===== EXERCISE MATERIALS =====
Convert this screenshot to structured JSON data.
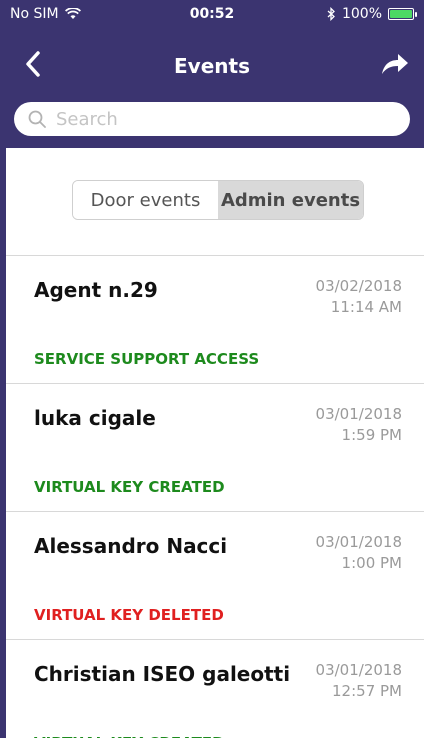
{
  "status_bar": {
    "carrier": "No SIM",
    "time": "00:52",
    "battery_pct": "100%"
  },
  "nav": {
    "title": "Events",
    "back_icon": "chevron-left-icon",
    "share_icon": "share-arrow-icon"
  },
  "search": {
    "placeholder": "Search"
  },
  "segment": {
    "door_label": "Door events",
    "admin_label": "Admin events",
    "selected": "Admin events"
  },
  "events": [
    {
      "name": "Agent n.29",
      "date": "03/02/2018",
      "time": "11:14 AM",
      "type": "SERVICE SUPPORT ACCESS",
      "type_color": "#1d8a1d"
    },
    {
      "name": "luka cigale",
      "date": "03/01/2018",
      "time": "1:59 PM",
      "type": "VIRTUAL KEY CREATED",
      "type_color": "#1d8a1d"
    },
    {
      "name": "Alessandro Nacci",
      "date": "03/01/2018",
      "time": "1:00 PM",
      "type": "VIRTUAL KEY DELETED",
      "type_color": "#e02020"
    },
    {
      "name": "Christian ISEO galeotti",
      "date": "03/01/2018",
      "time": "12:57 PM",
      "type": "VIRTUAL KEY CREATED",
      "type_color": "#1d8a1d"
    }
  ],
  "colors": {
    "header": "#3b3470",
    "accent_green": "#1d8a1d",
    "accent_red": "#e02020"
  }
}
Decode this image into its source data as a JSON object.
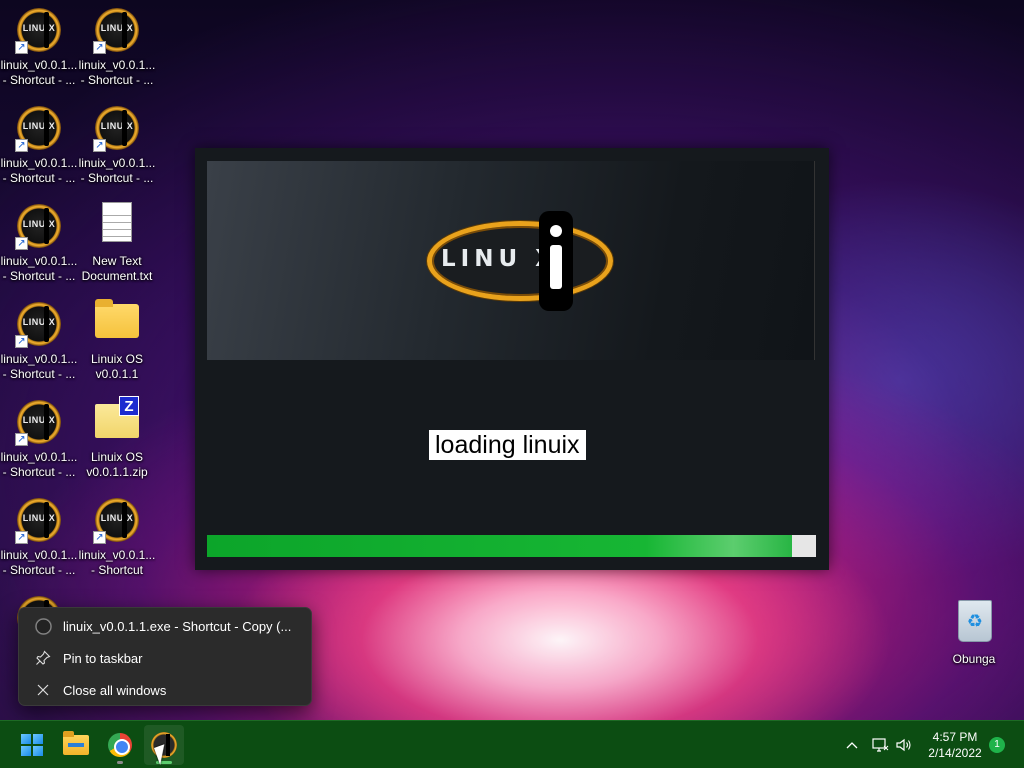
{
  "desktop": {
    "icons": [
      {
        "label": "linuix_v0.0.1...\n- Shortcut - ..."
      },
      {
        "label": "linuix_v0.0.1...\n- Shortcut - ..."
      },
      {
        "label": "linuix_v0.0.1...\n- Shortcut - ..."
      },
      {
        "label": "linuix_v0.0.1...\n- Shortcut - ..."
      },
      {
        "label": "linuix_v0.0.1...\n- Shortcut - ..."
      },
      {
        "label": "New Text\nDocument.txt"
      },
      {
        "label": "linuix_v0.0.1...\n- Shortcut - ..."
      },
      {
        "label": "Linuix OS\nv0.0.1.1"
      },
      {
        "label": "linuix_v0.0.1...\n- Shortcut - ..."
      },
      {
        "label": "Linuix OS\nv0.0.1.1.zip"
      },
      {
        "label": "linuix_v0.0.1...\n- Shortcut - ..."
      },
      {
        "label": "linuix_v0.0.1...\n- Shortcut"
      },
      {
        "label": "Obunga"
      }
    ],
    "logo_text": "LINUIX"
  },
  "loader": {
    "logo_text": "LINU  X",
    "status_text": "loading linuix",
    "progress_fraction": 0.96
  },
  "jump_list": {
    "items": [
      {
        "label": "linuix_v0.0.1.1.exe - Shortcut - Copy (...",
        "icon": "linuix-app-icon"
      },
      {
        "label": "Pin to taskbar",
        "icon": "pin-icon"
      },
      {
        "label": "Close all windows",
        "icon": "close-icon"
      }
    ]
  },
  "taskbar": {
    "apps": [
      "start",
      "file-explorer",
      "chrome",
      "linuix"
    ],
    "tray_icons": [
      "chevron-up-icon",
      "network-icon",
      "volume-icon"
    ],
    "time": "4:57 PM",
    "date": "2/14/2022",
    "notification_count": "1"
  },
  "colors": {
    "taskbar": "#0c4d12",
    "progress": "#17b634",
    "logo_ring": "#e9a21c"
  }
}
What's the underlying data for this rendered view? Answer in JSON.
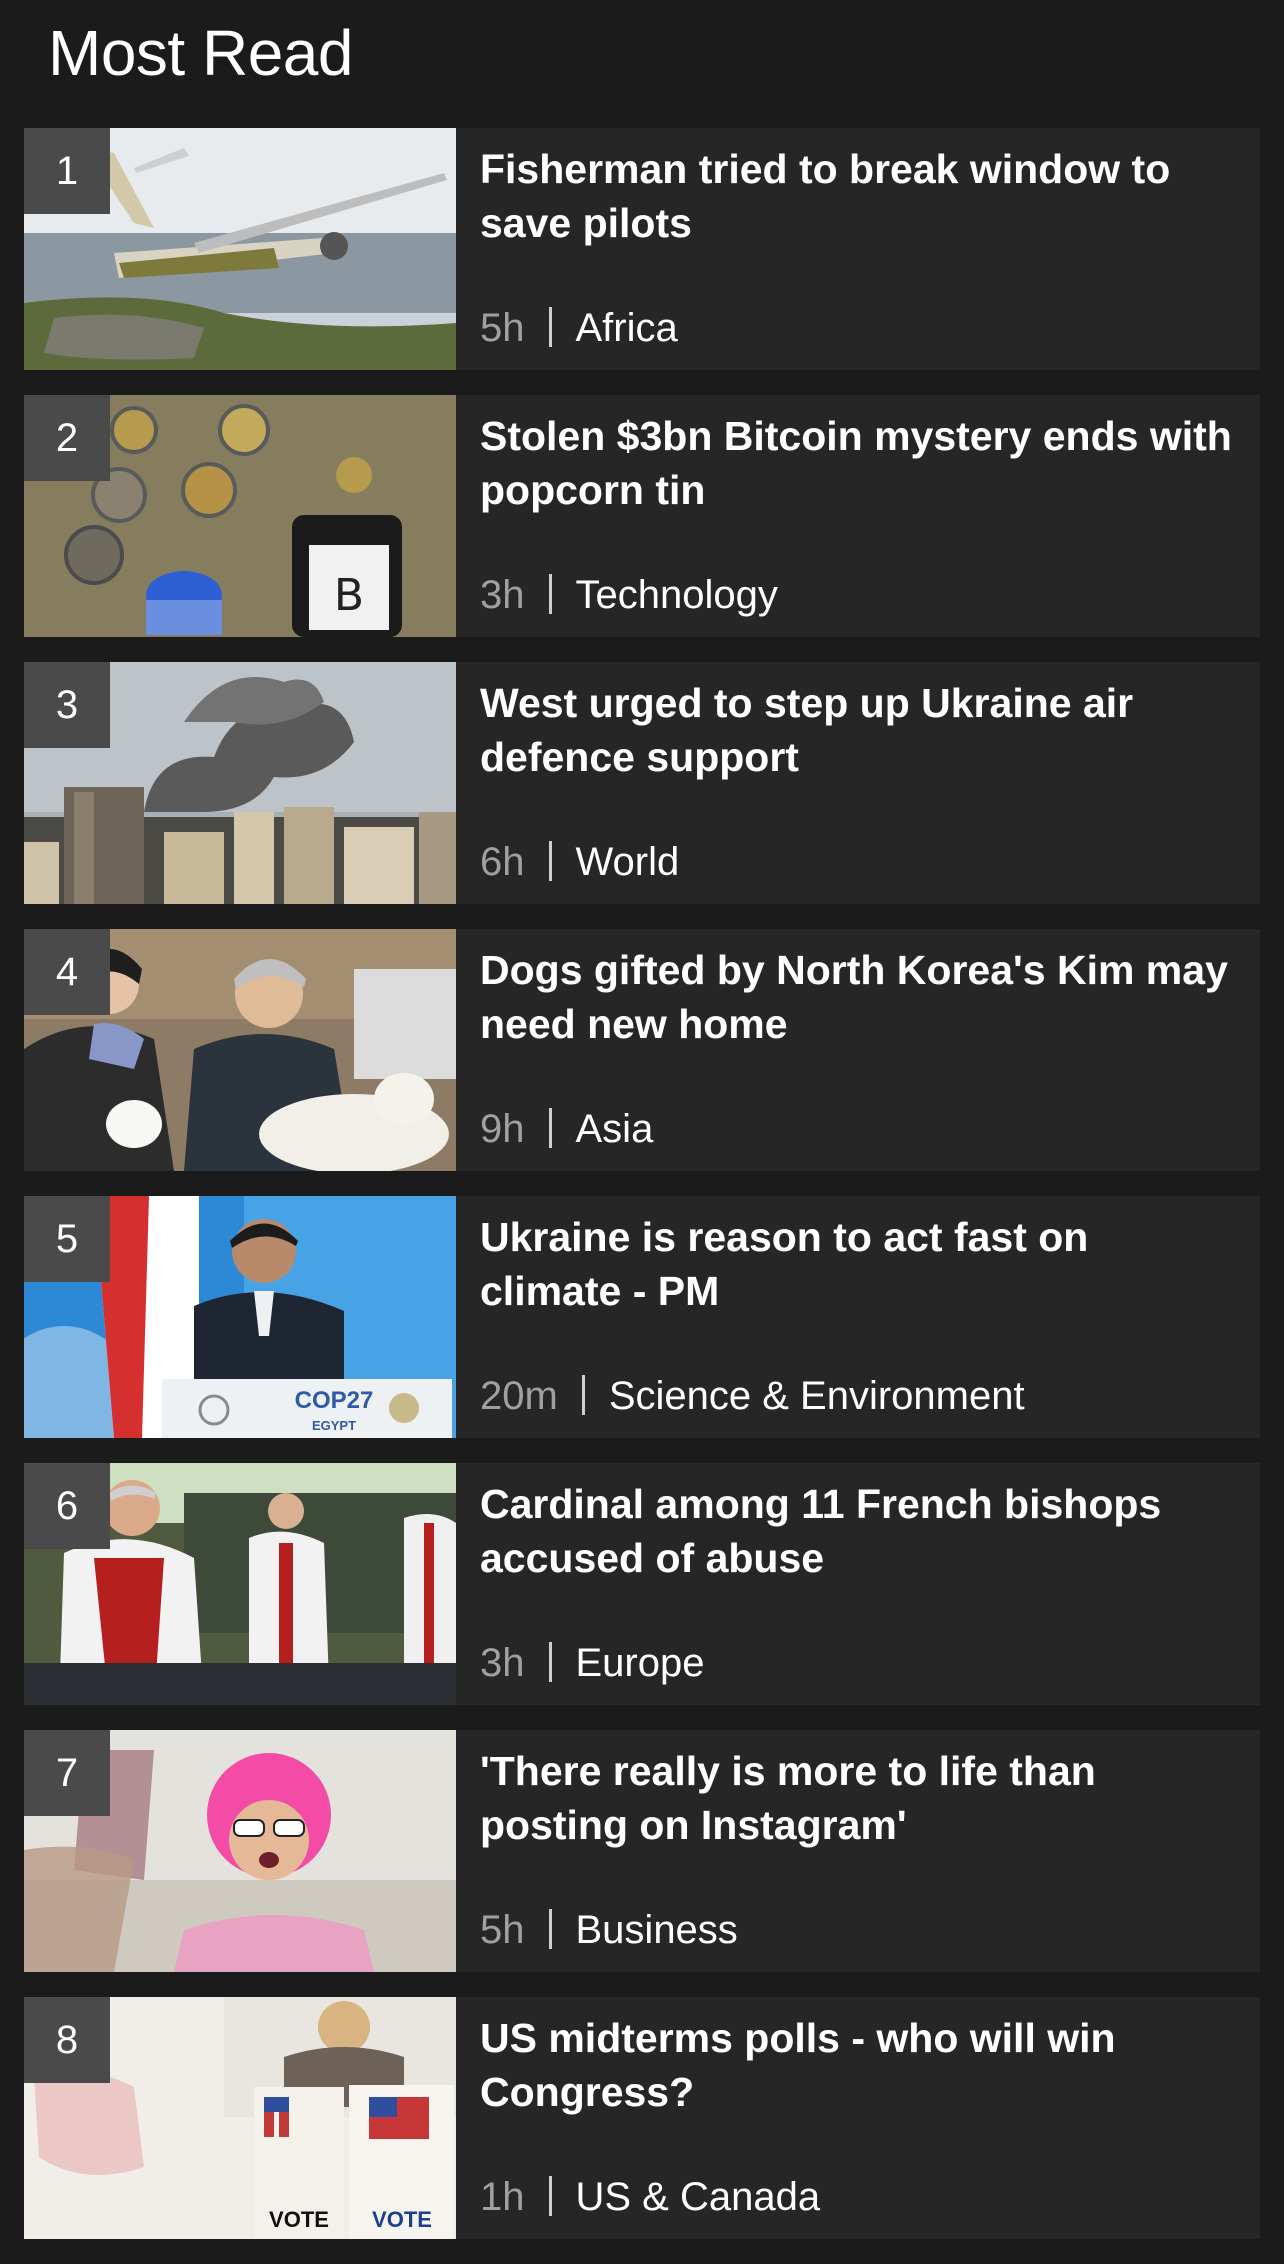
{
  "section": {
    "title": "Most Read"
  },
  "items": [
    {
      "rank": "1",
      "headline": "Fisherman tried to break window to save pilots",
      "time": "5h",
      "category": "Africa",
      "image": "plane-crash-in-lake-photo"
    },
    {
      "rank": "2",
      "headline": "Stolen $3bn Bitcoin mystery ends with popcorn tin",
      "time": "3h",
      "category": "Technology",
      "image": "bitcoin-coins-and-tin-photo"
    },
    {
      "rank": "3",
      "headline": "West urged to step up Ukraine air defence support",
      "time": "6h",
      "category": "World",
      "image": "smoke-over-city-photo"
    },
    {
      "rank": "4",
      "headline": "Dogs gifted by North Korea's Kim may need new home",
      "time": "9h",
      "category": "Asia",
      "image": "couple-with-white-dogs-photo"
    },
    {
      "rank": "5",
      "headline": "Ukraine is reason to act fast on climate - PM",
      "time": "20m",
      "category": "Science & Environment",
      "image": "speaker-at-podium-photo",
      "podium_text": "COP27",
      "podium_subtext": "EGYPT"
    },
    {
      "rank": "6",
      "headline": "Cardinal among 11 French bishops accused of abuse",
      "time": "3h",
      "category": "Europe",
      "image": "clergy-procession-photo"
    },
    {
      "rank": "7",
      "headline": "'There really is more to life than posting on Instagram'",
      "time": "5h",
      "category": "Business",
      "image": "woman-taking-selfie-photo"
    },
    {
      "rank": "8",
      "headline": "US midterms polls - who will win Congress?",
      "time": "1h",
      "category": "US & Canada",
      "image": "voting-booth-photo",
      "booth_text": "VOTE"
    }
  ],
  "colors": {
    "background": "#1b1b1b",
    "card": "#262626",
    "rank_badge": "#4a4a4a",
    "time_text": "#a0a0a0"
  }
}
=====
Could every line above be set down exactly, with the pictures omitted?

Convert this screenshot to structured JSON data.
{
  "status_bar": {
    "carrier": "No SIM",
    "time": "00:52",
    "battery_pct": "100%"
  },
  "nav": {
    "title": "Events",
    "back_icon": "chevron-left-icon",
    "share_icon": "share-arrow-icon"
  },
  "search": {
    "placeholder": "Search"
  },
  "segment": {
    "door_label": "Door events",
    "admin_label": "Admin events",
    "selected": "Admin events"
  },
  "events": [
    {
      "name": "Agent n.29",
      "date": "03/02/2018",
      "time": "11:14 AM",
      "type": "SERVICE SUPPORT ACCESS",
      "type_color": "#1d8a1d"
    },
    {
      "name": "luka cigale",
      "date": "03/01/2018",
      "time": "1:59 PM",
      "type": "VIRTUAL KEY CREATED",
      "type_color": "#1d8a1d"
    },
    {
      "name": "Alessandro Nacci",
      "date": "03/01/2018",
      "time": "1:00 PM",
      "type": "VIRTUAL KEY DELETED",
      "type_color": "#e02020"
    },
    {
      "name": "Christian ISEO galeotti",
      "date": "03/01/2018",
      "time": "12:57 PM",
      "type": "VIRTUAL KEY CREATED",
      "type_color": "#1d8a1d"
    }
  ],
  "colors": {
    "header": "#3b3470",
    "accent_green": "#1d8a1d",
    "accent_red": "#e02020"
  }
}
Decode this image into its source data as a JSON object.
{
  "desktop": {
    "icons": [
      {
        "label": "linuix_v0.0.1...\n- Shortcut - ..."
      },
      {
        "label": "linuix_v0.0.1...\n- Shortcut - ..."
      },
      {
        "label": "linuix_v0.0.1...\n- Shortcut - ..."
      },
      {
        "label": "linuix_v0.0.1...\n- Shortcut - ..."
      },
      {
        "label": "linuix_v0.0.1...\n- Shortcut - ..."
      },
      {
        "label": "New Text\nDocument.txt"
      },
      {
        "label": "linuix_v0.0.1...\n- Shortcut - ..."
      },
      {
        "label": "Linuix OS\nv0.0.1.1"
      },
      {
        "label": "linuix_v0.0.1...\n- Shortcut - ..."
      },
      {
        "label": "Linuix OS\nv0.0.1.1.zip"
      },
      {
        "label": "linuix_v0.0.1...\n- Shortcut - ..."
      },
      {
        "label": "linuix_v0.0.1...\n- Shortcut"
      },
      {
        "label": "Obunga"
      }
    ],
    "logo_text": "LINUIX"
  },
  "loader": {
    "logo_text": "LINU  X",
    "status_text": "loading linuix",
    "progress_fraction": 0.96
  },
  "jump_list": {
    "items": [
      {
        "label": "linuix_v0.0.1.1.exe - Shortcut - Copy (...",
        "icon": "linuix-app-icon"
      },
      {
        "label": "Pin to taskbar",
        "icon": "pin-icon"
      },
      {
        "label": "Close all windows",
        "icon": "close-icon"
      }
    ]
  },
  "taskbar": {
    "apps": [
      "start",
      "file-explorer",
      "chrome",
      "linuix"
    ],
    "tray_icons": [
      "chevron-up-icon",
      "network-icon",
      "volume-icon"
    ],
    "time": "4:57 PM",
    "date": "2/14/2022",
    "notification_count": "1"
  },
  "colors": {
    "taskbar": "#0c4d12",
    "progress": "#17b634",
    "logo_ring": "#e9a21c"
  }
}
What's the underlying data for this rendered view? Answer in JSON.
{
  "section": {
    "title": "Most Read"
  },
  "items": [
    {
      "rank": "1",
      "headline": "Fisherman tried to break window to save pilots",
      "time": "5h",
      "category": "Africa",
      "image": "plane-crash-in-lake-photo"
    },
    {
      "rank": "2",
      "headline": "Stolen $3bn Bitcoin mystery ends with popcorn tin",
      "time": "3h",
      "category": "Technology",
      "image": "bitcoin-coins-and-tin-photo"
    },
    {
      "rank": "3",
      "headline": "West urged to step up Ukraine air defence support",
      "time": "6h",
      "category": "World",
      "image": "smoke-over-city-photo"
    },
    {
      "rank": "4",
      "headline": "Dogs gifted by North Korea's Kim may need new home",
      "time": "9h",
      "category": "Asia",
      "image": "couple-with-white-dogs-photo"
    },
    {
      "rank": "5",
      "headline": "Ukraine is reason to act fast on climate - PM",
      "time": "20m",
      "category": "Science & Environment",
      "image": "speaker-at-podium-photo",
      "podium_text": "COP27",
      "podium_subtext": "EGYPT"
    },
    {
      "rank": "6",
      "headline": "Cardinal among 11 French bishops accused of abuse",
      "time": "3h",
      "category": "Europe",
      "image": "clergy-procession-photo"
    },
    {
      "rank": "7",
      "headline": "'There really is more to life than posting on Instagram'",
      "time": "5h",
      "category": "Business",
      "image": "woman-taking-selfie-photo"
    },
    {
      "rank": "8",
      "headline": "US midterms polls - who will win Congress?",
      "time": "1h",
      "category": "US & Canada",
      "image": "voting-booth-photo",
      "booth_text": "VOTE"
    }
  ],
  "colors": {
    "background": "#1b1b1b",
    "card": "#262626",
    "rank_badge": "#4a4a4a",
    "time_text": "#a0a0a0"
  }
}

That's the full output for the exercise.